JEFFERSON CITY•The Missouri Legislature has voted to overturn Gov. Jay Nixon’s veto of legislation that allows religious and moral exemptions to covering contraception in health insurance policies.
The override attempt – the only one the lawmakers pursued in their annual veto session today –squeaked by the House in a 109-45 vote this afternoon.
The override had to have 109 votes to pass the chamber, which approved the bill in a vote of 105-33 in May. The override passed the Senate in a 26-6 vote earlier today.
The contraception bill was pushed in response to a new federal mandate that requires religiously affiliated institutions, including universities and hospitals, offer birth control coverage in employee health plans.
Supporters of the bill and today's veto override argued that it would protect religious freedom.
Sen. John Lamping, a Republican from Ladue who sponsored the original bill, said businesses and organizations could decide to drop health care coverage for employees to avoid the federal contraception coverage mandate.
“Employers are not mandated to offer health care coverage,” he said. “We’re seeing this happen.”
Opponents argued that the bill is not necessary and could spur lawsuits against the state because it conflicts with federal law.
“It’s unnecessary, and frankly I’m upset that we have to spend time on it,” said Sen. Jolie Justus, D-Kansas City.
The legislation would allow employers to choose not to cover contraception, abortion and sterilization if those services go against their religious or moral convictions.
Groups that support the legislation say it will protect religious liberty.

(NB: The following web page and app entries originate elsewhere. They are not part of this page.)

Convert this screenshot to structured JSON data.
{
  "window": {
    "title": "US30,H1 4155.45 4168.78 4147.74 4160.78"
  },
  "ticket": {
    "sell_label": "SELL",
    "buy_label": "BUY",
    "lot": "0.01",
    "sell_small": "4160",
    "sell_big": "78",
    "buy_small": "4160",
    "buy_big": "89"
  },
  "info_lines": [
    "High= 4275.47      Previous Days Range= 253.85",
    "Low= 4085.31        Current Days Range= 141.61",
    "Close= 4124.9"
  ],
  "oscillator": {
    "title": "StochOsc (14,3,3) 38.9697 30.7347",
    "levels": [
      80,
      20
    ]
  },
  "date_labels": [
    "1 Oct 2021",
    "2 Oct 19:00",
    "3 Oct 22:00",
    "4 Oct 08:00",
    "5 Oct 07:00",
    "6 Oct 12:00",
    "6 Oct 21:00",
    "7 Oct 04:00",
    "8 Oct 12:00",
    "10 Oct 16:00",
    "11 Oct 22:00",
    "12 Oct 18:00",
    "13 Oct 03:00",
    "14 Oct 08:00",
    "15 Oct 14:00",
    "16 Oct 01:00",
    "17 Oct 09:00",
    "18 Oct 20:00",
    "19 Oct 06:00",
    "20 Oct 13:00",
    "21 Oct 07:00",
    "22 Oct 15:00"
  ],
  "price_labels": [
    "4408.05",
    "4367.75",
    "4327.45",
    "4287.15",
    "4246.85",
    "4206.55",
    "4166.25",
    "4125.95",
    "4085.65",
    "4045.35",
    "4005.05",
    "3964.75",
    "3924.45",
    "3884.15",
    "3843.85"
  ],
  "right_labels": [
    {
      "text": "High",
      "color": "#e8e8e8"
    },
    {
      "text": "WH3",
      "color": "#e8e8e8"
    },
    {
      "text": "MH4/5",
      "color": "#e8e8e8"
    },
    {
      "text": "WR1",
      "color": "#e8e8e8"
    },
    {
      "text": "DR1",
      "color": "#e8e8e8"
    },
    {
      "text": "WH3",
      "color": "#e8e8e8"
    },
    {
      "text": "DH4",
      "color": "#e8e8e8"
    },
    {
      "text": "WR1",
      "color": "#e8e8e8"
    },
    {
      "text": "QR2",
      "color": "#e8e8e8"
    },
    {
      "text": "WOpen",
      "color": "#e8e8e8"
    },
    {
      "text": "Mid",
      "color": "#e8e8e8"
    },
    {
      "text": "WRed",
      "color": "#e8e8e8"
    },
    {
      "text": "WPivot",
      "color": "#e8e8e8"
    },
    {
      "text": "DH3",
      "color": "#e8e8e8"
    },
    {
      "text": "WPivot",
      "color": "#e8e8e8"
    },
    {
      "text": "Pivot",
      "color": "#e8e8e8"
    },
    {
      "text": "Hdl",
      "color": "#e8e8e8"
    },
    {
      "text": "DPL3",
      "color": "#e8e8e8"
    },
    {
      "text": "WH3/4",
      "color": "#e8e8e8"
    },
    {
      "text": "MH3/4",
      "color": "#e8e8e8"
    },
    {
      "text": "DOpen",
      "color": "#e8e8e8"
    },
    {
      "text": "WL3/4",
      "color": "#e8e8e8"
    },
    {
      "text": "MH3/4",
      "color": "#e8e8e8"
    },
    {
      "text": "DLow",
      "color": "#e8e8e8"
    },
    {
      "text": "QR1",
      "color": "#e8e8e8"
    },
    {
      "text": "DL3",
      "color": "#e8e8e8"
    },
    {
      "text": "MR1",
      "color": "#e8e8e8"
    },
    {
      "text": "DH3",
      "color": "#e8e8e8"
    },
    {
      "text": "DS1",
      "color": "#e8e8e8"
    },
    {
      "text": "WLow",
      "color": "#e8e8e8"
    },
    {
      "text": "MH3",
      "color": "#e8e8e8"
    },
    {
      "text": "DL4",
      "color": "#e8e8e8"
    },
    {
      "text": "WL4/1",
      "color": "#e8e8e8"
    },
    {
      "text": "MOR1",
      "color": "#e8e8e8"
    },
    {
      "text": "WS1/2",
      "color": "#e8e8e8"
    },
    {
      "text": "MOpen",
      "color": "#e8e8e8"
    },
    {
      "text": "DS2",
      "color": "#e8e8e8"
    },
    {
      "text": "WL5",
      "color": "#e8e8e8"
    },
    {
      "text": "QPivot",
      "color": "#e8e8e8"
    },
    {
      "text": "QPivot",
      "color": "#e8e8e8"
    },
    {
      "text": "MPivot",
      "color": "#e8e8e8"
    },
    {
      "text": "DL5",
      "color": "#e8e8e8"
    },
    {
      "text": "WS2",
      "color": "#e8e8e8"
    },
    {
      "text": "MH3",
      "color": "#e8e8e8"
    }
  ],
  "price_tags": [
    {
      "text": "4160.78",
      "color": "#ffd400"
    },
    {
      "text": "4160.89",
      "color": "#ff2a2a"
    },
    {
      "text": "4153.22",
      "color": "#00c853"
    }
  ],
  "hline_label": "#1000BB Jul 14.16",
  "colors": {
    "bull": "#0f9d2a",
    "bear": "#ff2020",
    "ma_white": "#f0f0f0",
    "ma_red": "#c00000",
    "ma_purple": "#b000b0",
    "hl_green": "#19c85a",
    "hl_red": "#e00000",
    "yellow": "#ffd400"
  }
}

During the regular session, more than 2,000 people rallied at the Capitol in favor of the bill.
But opponents argue that it could limit access to affordable birth control for thousands of Missouri women and could spur lawsuits because it conflicts with federal law.
House Democrats held a news conference at the Capitol this morning, decrying the override attempt.
“Birth control is basic health care and is an economic issue for Missouri women and families,” said Rep. Jill Schupp, D-Creve Coeur. “To make a woman pay for birth control on top of premium payments has real economic consequences.”
Oral contraceptives cost between $15 and $50 a month, according to Planned Parenthood figures.
“(Per year) that’s the equivalent of five weeks of basic groceries for a family of four, or 14 tanks of gas in the minivan or four hours of tuition at a community college,” Schupp said. “For a family living paycheck-to-paycheck, imagine the impact as they might have to make a choice between birth control and groceries.”